NEWPORT NEWS, Va. — Editor's note: The video above is on file from Jan. 17, 2022.
The United Steelworkers Union Local 8888 said it has reached a new tentative 60-month collective bargaining agreement with Newport News Shipbuilding.
The deal comes two months after union members rejected the last agreement by a two-to-one vote.
The terms of the deal were not released by the union, but spokesman Dwight Kirk referred to it as "a new and improved agreement."
Kirk said this agreement involves wage improvements over the last deal, some recognition of employees as essential workers for the labor they have performed during the pandemic, and historic domestic partner benefits.
Additionally, Kirk said the agreement includes improved pension benefits and holds the line on health benefits.
Kirk said, in the days ahead, the union will embark on a membership education campaign to ensure that the rank and file are informed about the agreement's content.
He said a ratification vote will eventually take place at a date yet to be determined.
Hourly employees have been working under an extension of the terms of the expired deal.
If the deal is ratified, it would mean that a work stoppage would be avoided.
The last time there was a strike at Newport News Shipbuilding was in 1999.
Newport News Shipbuilding is the world's only maker of nuclear-powered aircraft carriers. And, it is one of two companies in the country which build nuclear-powered submarines.
The other company, General Dynamics Electric Boat in Groton, Connecticut, works in a unique partnership with Newport News Shipbuilding to jointly build two Virginia Class submarines for the Navy every year.
With more than 25,000 employees, Newport News Shipbuilding is Virginia's largest industrial employer.

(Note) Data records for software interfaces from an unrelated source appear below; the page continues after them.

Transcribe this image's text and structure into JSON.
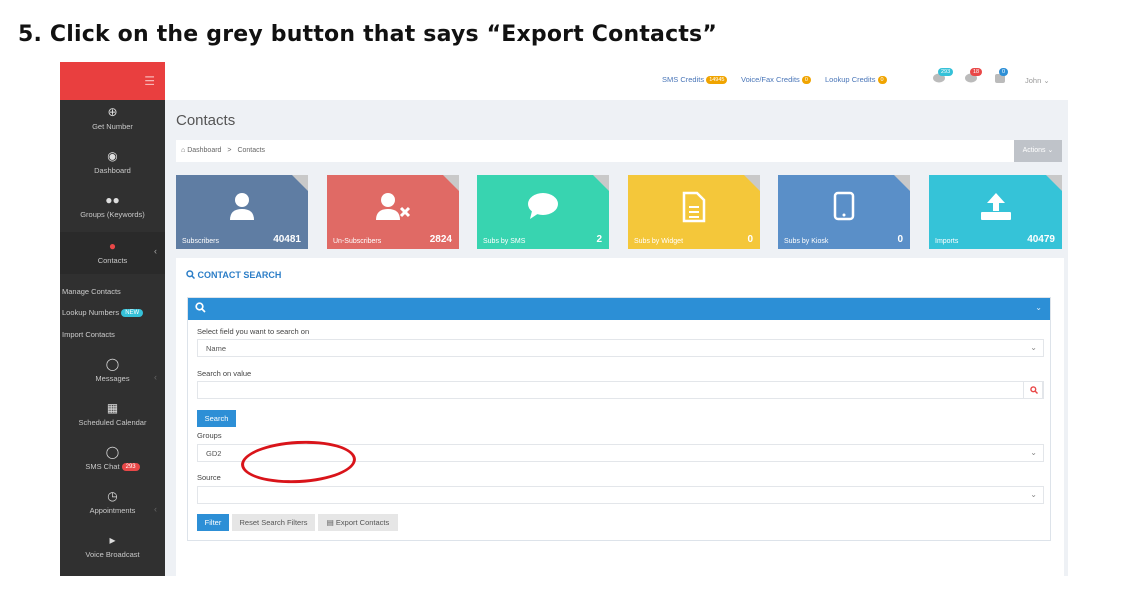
{
  "instruction": "5.  Click on the grey button that says “Export Contacts”",
  "sidebar": {
    "menu_icon": "hamburger-icon",
    "items": [
      {
        "label": "Get Number",
        "icon": "plus-circle-icon"
      },
      {
        "label": "Dashboard",
        "icon": "dashboard-icon"
      },
      {
        "label": "Groups (Keywords)",
        "icon": "users-icon"
      },
      {
        "label": "Contacts",
        "icon": "user-icon"
      },
      {
        "label": "Messages",
        "icon": "comment-icon"
      },
      {
        "label": "Scheduled Calendar",
        "icon": "calendar-icon"
      },
      {
        "label": "SMS Chat",
        "icon": "chat-icon",
        "badge": "293"
      },
      {
        "label": "Appointments",
        "icon": "clock-icon"
      },
      {
        "label": "Voice Broadcast",
        "icon": "megaphone-icon"
      }
    ],
    "sub_items": [
      {
        "label": "Manage Contacts"
      },
      {
        "label": "Lookup Numbers",
        "badge": "NEW"
      },
      {
        "label": "Import Contacts"
      }
    ]
  },
  "topbar": {
    "sms_credits_label": "SMS Credits",
    "sms_credits_value": "14945",
    "voice_fax_label": "Voice/Fax Credits",
    "voice_fax_value": "0",
    "lookup_label": "Lookup Credits",
    "lookup_value": "0",
    "chat_count": "293",
    "mail_count": "18",
    "notify_count": "0",
    "user_name": "John"
  },
  "page": {
    "title": "Contacts",
    "breadcrumb_home": "Dashboard",
    "breadcrumb_sep": ">",
    "breadcrumb_current": "Contacts",
    "actions_label": "Actions"
  },
  "tiles": [
    {
      "label": "Subscribers",
      "value": "40481",
      "color": "#5f7da3",
      "icon": "user-icon"
    },
    {
      "label": "Un-Subscribers",
      "value": "2824",
      "color": "#e06a65",
      "icon": "user-remove-icon"
    },
    {
      "label": "Subs by SMS",
      "value": "2",
      "color": "#38d4b0",
      "icon": "speech-bubble-icon"
    },
    {
      "label": "Subs by Widget",
      "value": "0",
      "color": "#f4c73a",
      "icon": "document-icon"
    },
    {
      "label": "Subs by Kiosk",
      "value": "0",
      "color": "#5a8fc8",
      "icon": "tablet-icon"
    },
    {
      "label": "Imports",
      "value": "40479",
      "color": "#35c3d8",
      "icon": "upload-icon"
    }
  ],
  "contact_search": {
    "title": "CONTACT SEARCH",
    "field_label": "Select field you want to search on",
    "field_value": "Name",
    "value_label": "Search on value",
    "value_input": "",
    "search_button": "Search",
    "groups_label": "Groups",
    "groups_value": "GD2",
    "source_label": "Source",
    "source_value": "",
    "filter_button": "Filter",
    "reset_button": "Reset Search Filters",
    "export_button": "Export Contacts"
  },
  "colors": {
    "accent_red": "#e93f3f",
    "sidebar_bg": "#303030",
    "primary_blue": "#2d8fd6",
    "highlight_ring": "#d9141a"
  }
}
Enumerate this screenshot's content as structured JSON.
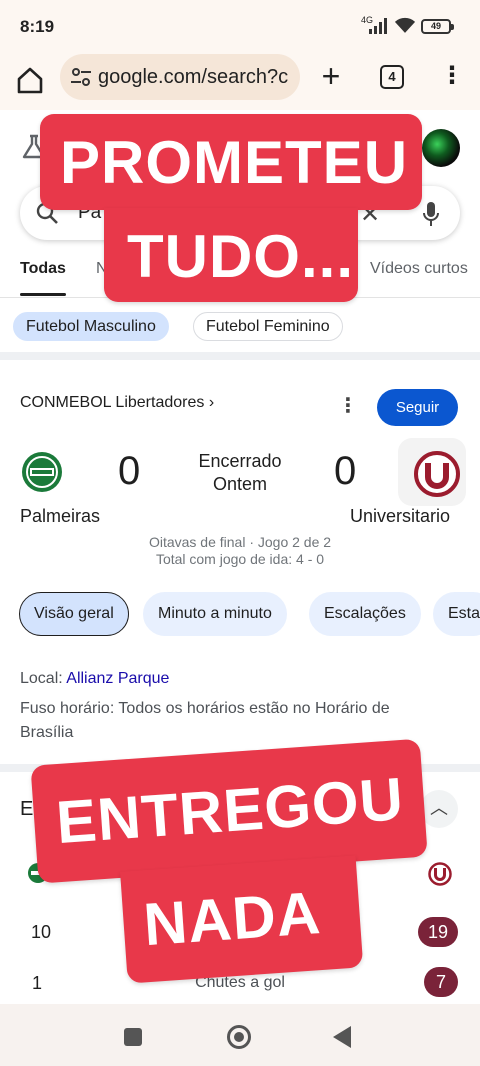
{
  "status_bar": {
    "time": "8:19",
    "network": "4G",
    "battery": "49"
  },
  "browser": {
    "url": "google.com/search?c",
    "tab_count": "4"
  },
  "search": {
    "query": "Pa"
  },
  "tabs": [
    {
      "label": "Todas",
      "active": true
    },
    {
      "label": "N",
      "active": false
    },
    {
      "label": "Vídeos curtos",
      "active": false
    }
  ],
  "chips": [
    {
      "label": "Futebol Masculino",
      "selected": true
    },
    {
      "label": "Futebol Feminino",
      "selected": false
    }
  ],
  "match": {
    "league": "CONMEBOL Libertadores",
    "league_chevron": "›",
    "follow_label": "Seguir",
    "home_team": "Palmeiras",
    "away_team": "Universitario",
    "home_score": "0",
    "away_score": "0",
    "status": "Encerrado",
    "date": "Ontem",
    "stage": "Oitavas de final · Jogo 2 de 2",
    "aggregate": "Total com jogo de ida: 4 - 0"
  },
  "match_tabs": [
    "Visão geral",
    "Minuto a minuto",
    "Escalações",
    "Esta"
  ],
  "venue": {
    "label": "Local:",
    "value": "Allianz Parque",
    "tz_label": "Fuso horário:",
    "tz_value_line1": "Todos os horários estão no Horário de",
    "tz_value_line2": "Brasília"
  },
  "stats": {
    "heading_partial": "Es",
    "rows": [
      {
        "home": "10",
        "away": "19",
        "label": ""
      },
      {
        "home": "1",
        "away": "7",
        "label": "Chutes a gol"
      }
    ]
  },
  "overlays": {
    "top_line1": "PROMETEU",
    "top_line2": "TUDO...",
    "bottom_line1": "ENTREGOU",
    "bottom_line2": "NADA"
  },
  "colors": {
    "overlay_red": "#e8384a",
    "follow_blue": "#0b57d0",
    "away_badge": "#7a2339"
  }
}
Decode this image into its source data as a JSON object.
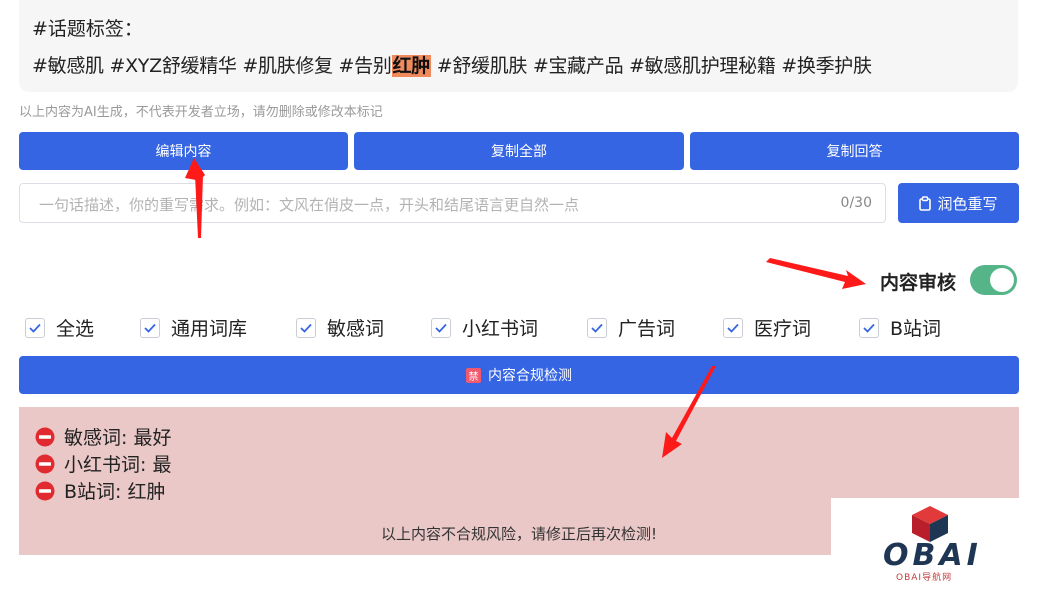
{
  "tags": {
    "heading": "#话题标签：",
    "before_highlight": "#敏感肌 #XYZ舒缓精华 #肌肤修复 #告别",
    "highlight": "红肿",
    "after_highlight": " #舒缓肌肤 #宝藏产品 #敏感肌护理秘籍 #换季护肤"
  },
  "disclaimer": "以上内容为AI生成，不代表开发者立场，请勿删除或修改本标记",
  "actions": {
    "edit": "编辑内容",
    "copy_all": "复制全部",
    "copy_answer": "复制回答"
  },
  "rewrite": {
    "placeholder": "一句话描述，你的重写需求。例如：文风在俏皮一点，开头和结尾语言更自然一点",
    "counter": "0/30",
    "button": "润色重写"
  },
  "review": {
    "label": "内容审核",
    "enabled": true
  },
  "checkboxes": [
    {
      "label": "全选",
      "checked": true
    },
    {
      "label": "通用词库",
      "checked": true
    },
    {
      "label": "敏感词",
      "checked": true
    },
    {
      "label": "小红书词",
      "checked": true
    },
    {
      "label": "广告词",
      "checked": true
    },
    {
      "label": "医疗词",
      "checked": true
    },
    {
      "label": "B站词",
      "checked": true
    }
  ],
  "check_button": {
    "badge": "禁",
    "label": "内容合规检测"
  },
  "results": {
    "items": [
      "敏感词: 最好",
      "小红书词: 最",
      "B站词: 红肿"
    ],
    "message": "以上内容不合规风险，请修正后再次检测!"
  },
  "watermark": {
    "logo": "OBAI",
    "tagline": "OBAI导航网"
  },
  "colors": {
    "primary": "#3565e3",
    "toggle_on": "#55b588",
    "highlight": "#f08a5d",
    "result_bg": "#ebc8c8",
    "error_icon": "#e12a2f",
    "arrow": "#ff1a1a"
  }
}
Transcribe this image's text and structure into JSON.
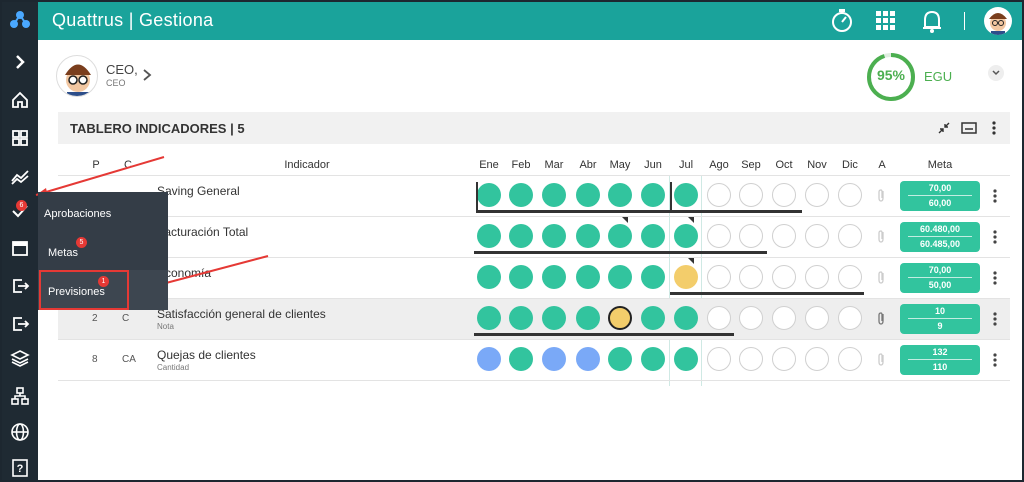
{
  "header": {
    "brand": "Quattrus | Gestiona"
  },
  "profile": {
    "name": "CEO,",
    "role": "CEO"
  },
  "egu": {
    "pct": "95%",
    "label": "EGU",
    "value": 0.95
  },
  "panel": {
    "title": "TABLERO INDICADORES | 5"
  },
  "menu": {
    "aprobaciones": "Aprobaciones",
    "metas": "Metas",
    "metas_badge": "5",
    "previsiones": "Previsiones",
    "previsiones_badge": "1",
    "nav_badge": "6"
  },
  "table": {
    "headers": {
      "p": "P",
      "c": "C",
      "ind": "Indicador",
      "a": "A",
      "meta": "Meta"
    },
    "months": [
      "Ene",
      "Feb",
      "Mar",
      "Abr",
      "May",
      "Jun",
      "Jul",
      "Ago",
      "Sep",
      "Oct",
      "Nov",
      "Dic"
    ],
    "rows": [
      {
        "p": "",
        "c": "",
        "name": "Saving General",
        "sub": "",
        "dots": [
          "g",
          "g",
          "g",
          "g",
          "g",
          "g",
          "g",
          "e",
          "e",
          "e",
          "e",
          "e"
        ],
        "meta": [
          "70,00",
          "60,00"
        ]
      },
      {
        "p": "",
        "c": "",
        "name": "Facturación Total",
        "sub": "",
        "dots": [
          "g",
          "g",
          "g",
          "g",
          "g",
          "g",
          "g",
          "e",
          "e",
          "e",
          "e",
          "e"
        ],
        "meta": [
          "60.480,00",
          "60.485,00"
        ]
      },
      {
        "p": "",
        "c": "",
        "name": "Economía",
        "sub": "",
        "dots": [
          "g",
          "g",
          "g",
          "g",
          "g",
          "g",
          "y",
          "e",
          "e",
          "e",
          "e",
          "e"
        ],
        "meta": [
          "70,00",
          "50,00"
        ]
      },
      {
        "p": "2",
        "c": "C",
        "name": "Satisfacción general de clientes",
        "sub": "Nota",
        "dots": [
          "g",
          "g",
          "g",
          "g",
          "yb",
          "g",
          "g",
          "e",
          "e",
          "e",
          "e",
          "e"
        ],
        "meta": [
          "10",
          "9"
        ]
      },
      {
        "p": "8",
        "c": "CA",
        "name": "Quejas de clientes",
        "sub": "Cantidad",
        "dots": [
          "b",
          "g",
          "b",
          "b",
          "g",
          "g",
          "g",
          "e",
          "e",
          "e",
          "e",
          "e"
        ],
        "meta": [
          "132",
          "110"
        ]
      }
    ]
  },
  "colors": {
    "green": "#32c49e",
    "yellow": "#f3cd6b",
    "blue": "#7aa9f7",
    "teal": "#1aa39b",
    "red": "#e53935"
  }
}
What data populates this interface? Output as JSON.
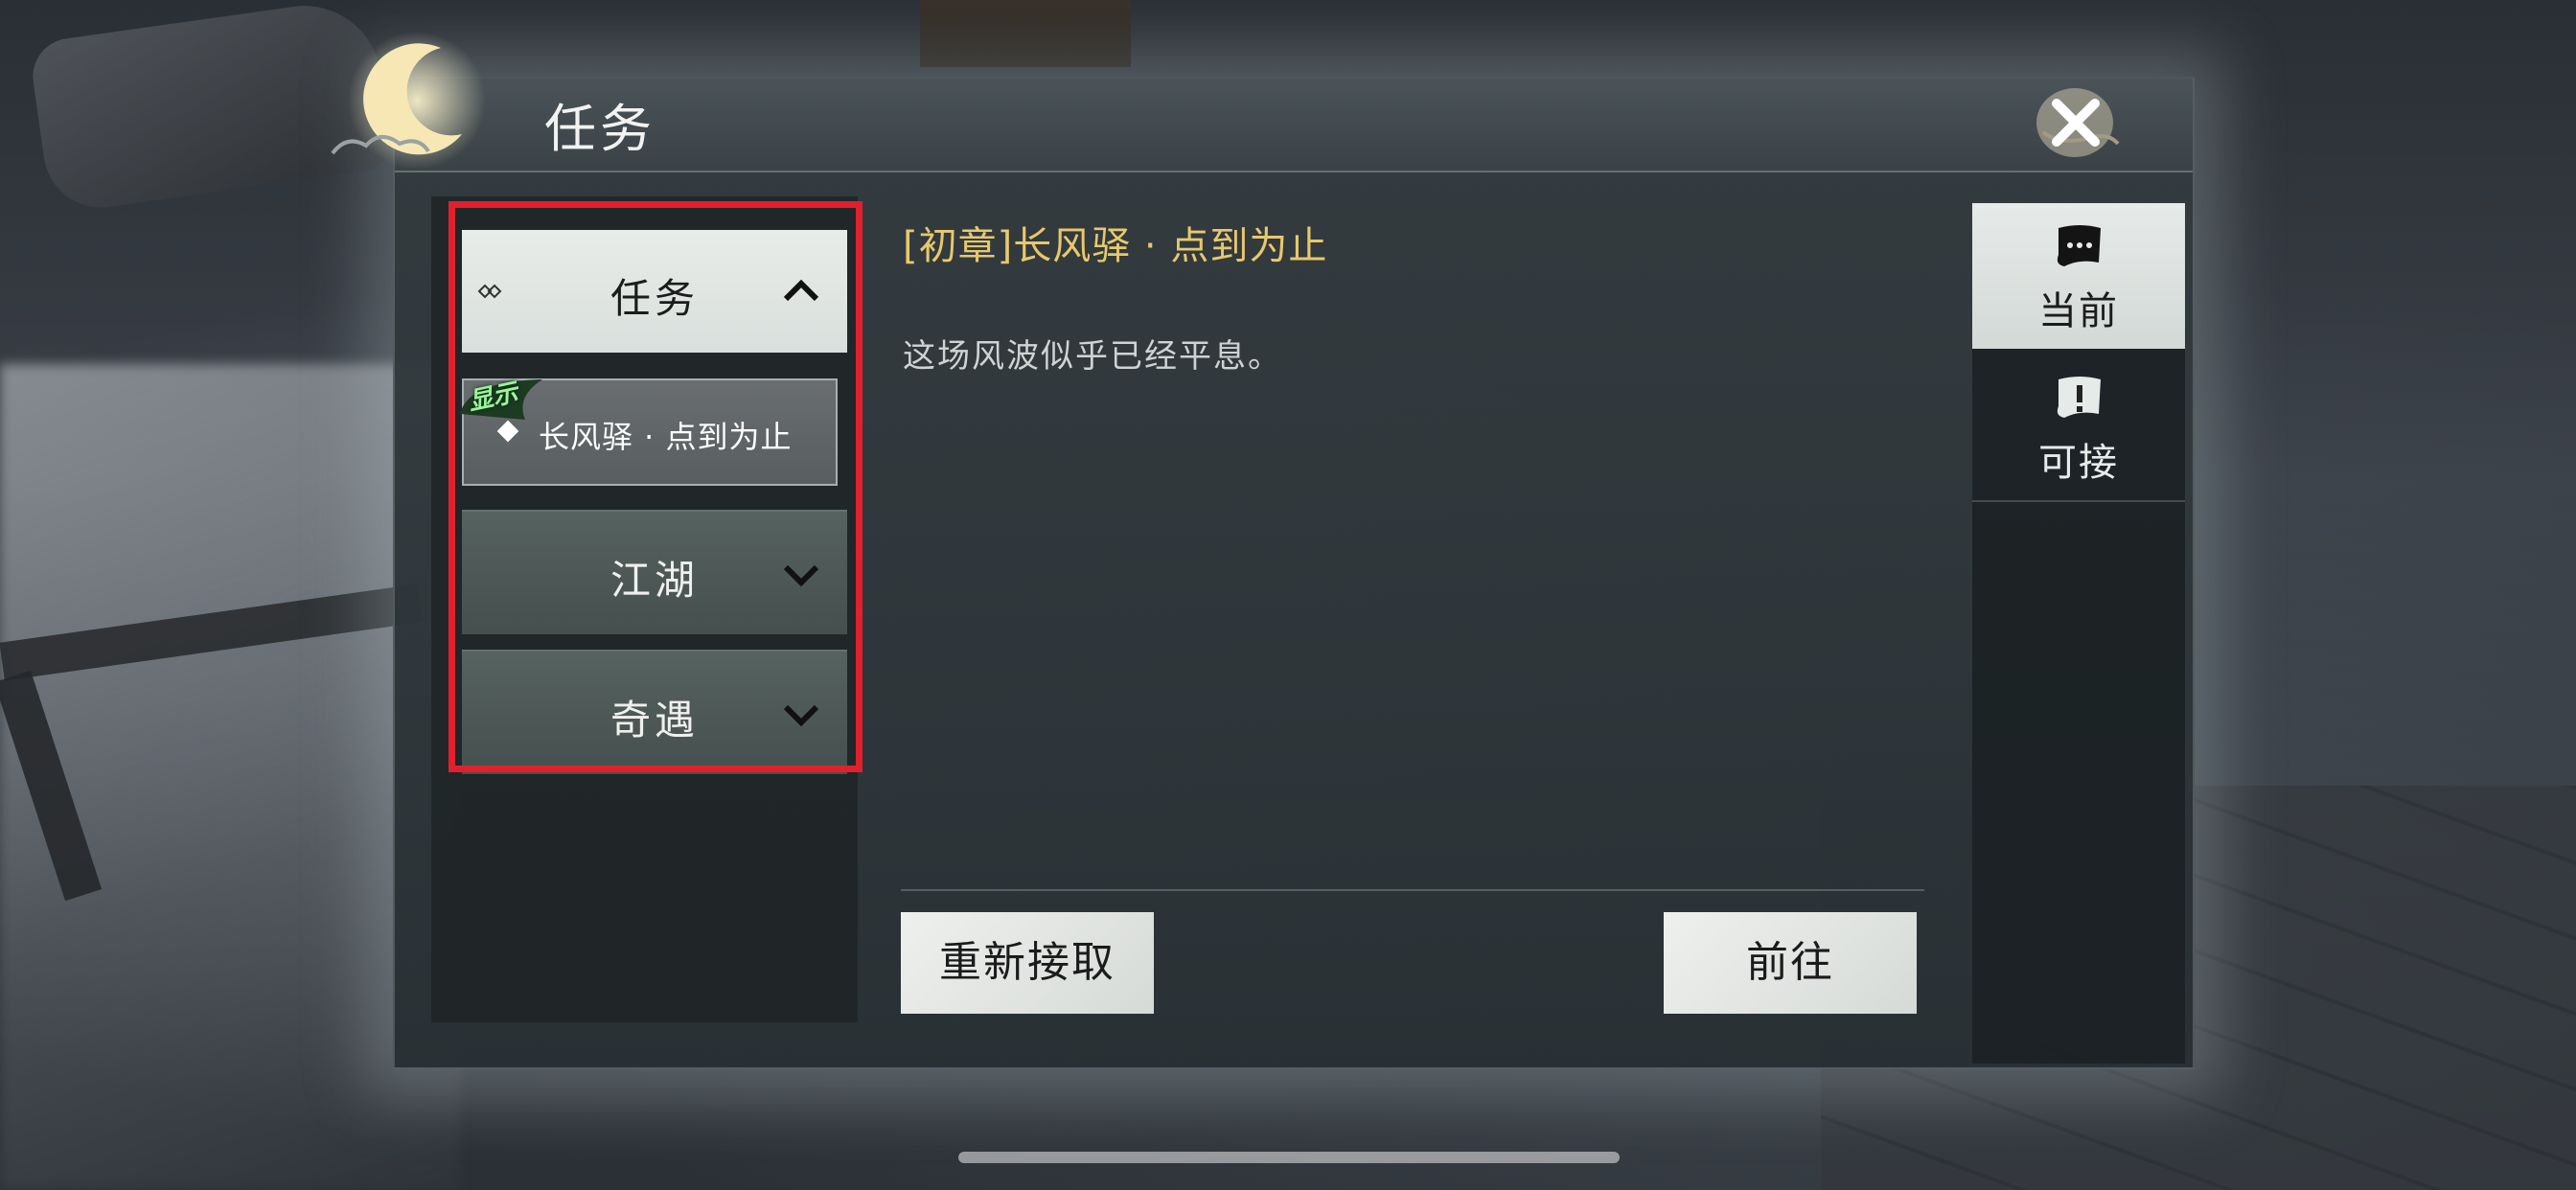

13News Now reached out to Newport News Shipbuilding for a comment about the tentative agreement, but so far, the company has not responded.